◆ **TASK**: From the entries, copy out every line in which the word "icon" is found.

┄┄┄┄┄┄

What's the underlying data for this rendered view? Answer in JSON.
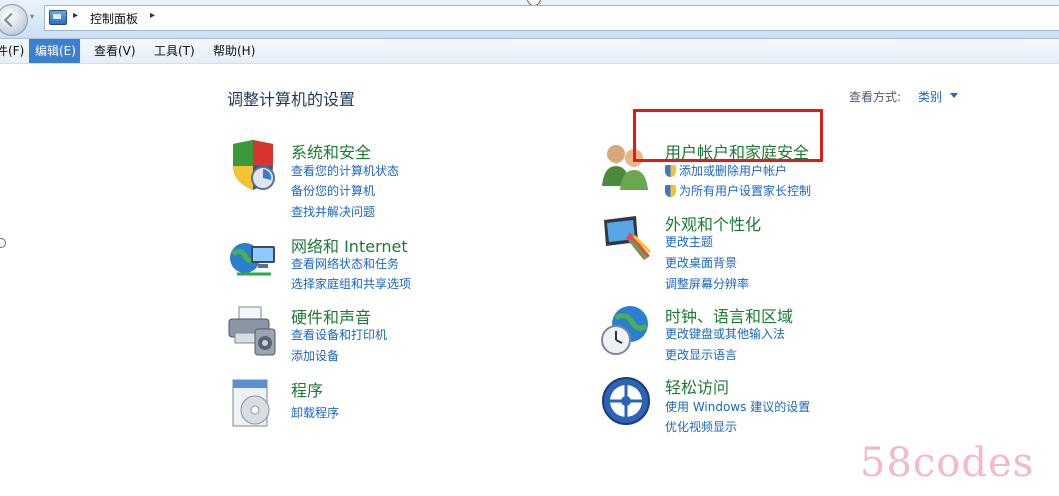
{
  "address_bar": {
    "dropdown_glyph": "▾",
    "arrow_glyph": "▸",
    "path": "控制面板"
  },
  "menu": [
    "件(F)",
    "编辑(E)",
    "查看(V)",
    "工具(T)",
    "帮助(H)"
  ],
  "header": {
    "title": "调整计算机的设置",
    "view_label": "查看方式:",
    "view_value": "类别"
  },
  "categories": [
    {
      "title": "系统和安全",
      "icon": "shield-security-icon",
      "links": [
        "查看您的计算机状态",
        "备份您的计算机",
        "查找并解决问题"
      ]
    },
    {
      "title": "网络和 Internet",
      "icon": "network-globe-icon",
      "links": [
        "查看网络状态和任务",
        "选择家庭组和共享选项"
      ]
    },
    {
      "title": "硬件和声音",
      "icon": "printer-speaker-icon",
      "links": [
        "查看设备和打印机",
        "添加设备"
      ]
    },
    {
      "title": "程序",
      "icon": "programs-disc-icon",
      "links": [
        "卸载程序"
      ]
    },
    {
      "title": "用户帐户和家庭安全",
      "icon": "users-icon",
      "links": [
        "添加或删除用户帐户",
        "为所有用户设置家长控制"
      ]
    },
    {
      "title": "外观和个性化",
      "icon": "appearance-monitor-icon",
      "links": [
        "更改主题",
        "更改桌面背景",
        "调整屏幕分辨率"
      ]
    },
    {
      "title": "时钟、语言和区域",
      "icon": "clock-globe-icon",
      "links": [
        "更改键盘或其他输入法",
        "更改显示语言"
      ]
    },
    {
      "title": "轻松访问",
      "icon": "ease-of-access-icon",
      "links": [
        "使用 Windows 建议的设置",
        "优化视频显示"
      ]
    }
  ],
  "watermark": "58codes",
  "colors": {
    "title_green": "#1c7a35",
    "link_blue": "#1a66c9",
    "highlight_red": "#e11b1b"
  }
}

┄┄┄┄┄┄

◆ **ANSWER TO THIS PROBLEM**:
      "icon": "shield-security-icon",
      "icon": "network-globe-icon",
      "icon": "printer-speaker-icon",
      "icon": "programs-disc-icon",
      "icon": "users-icon",
      "icon": "appearance-monitor-icon",
      "icon": "clock-globe-icon",
      "icon": "ease-of-access-icon",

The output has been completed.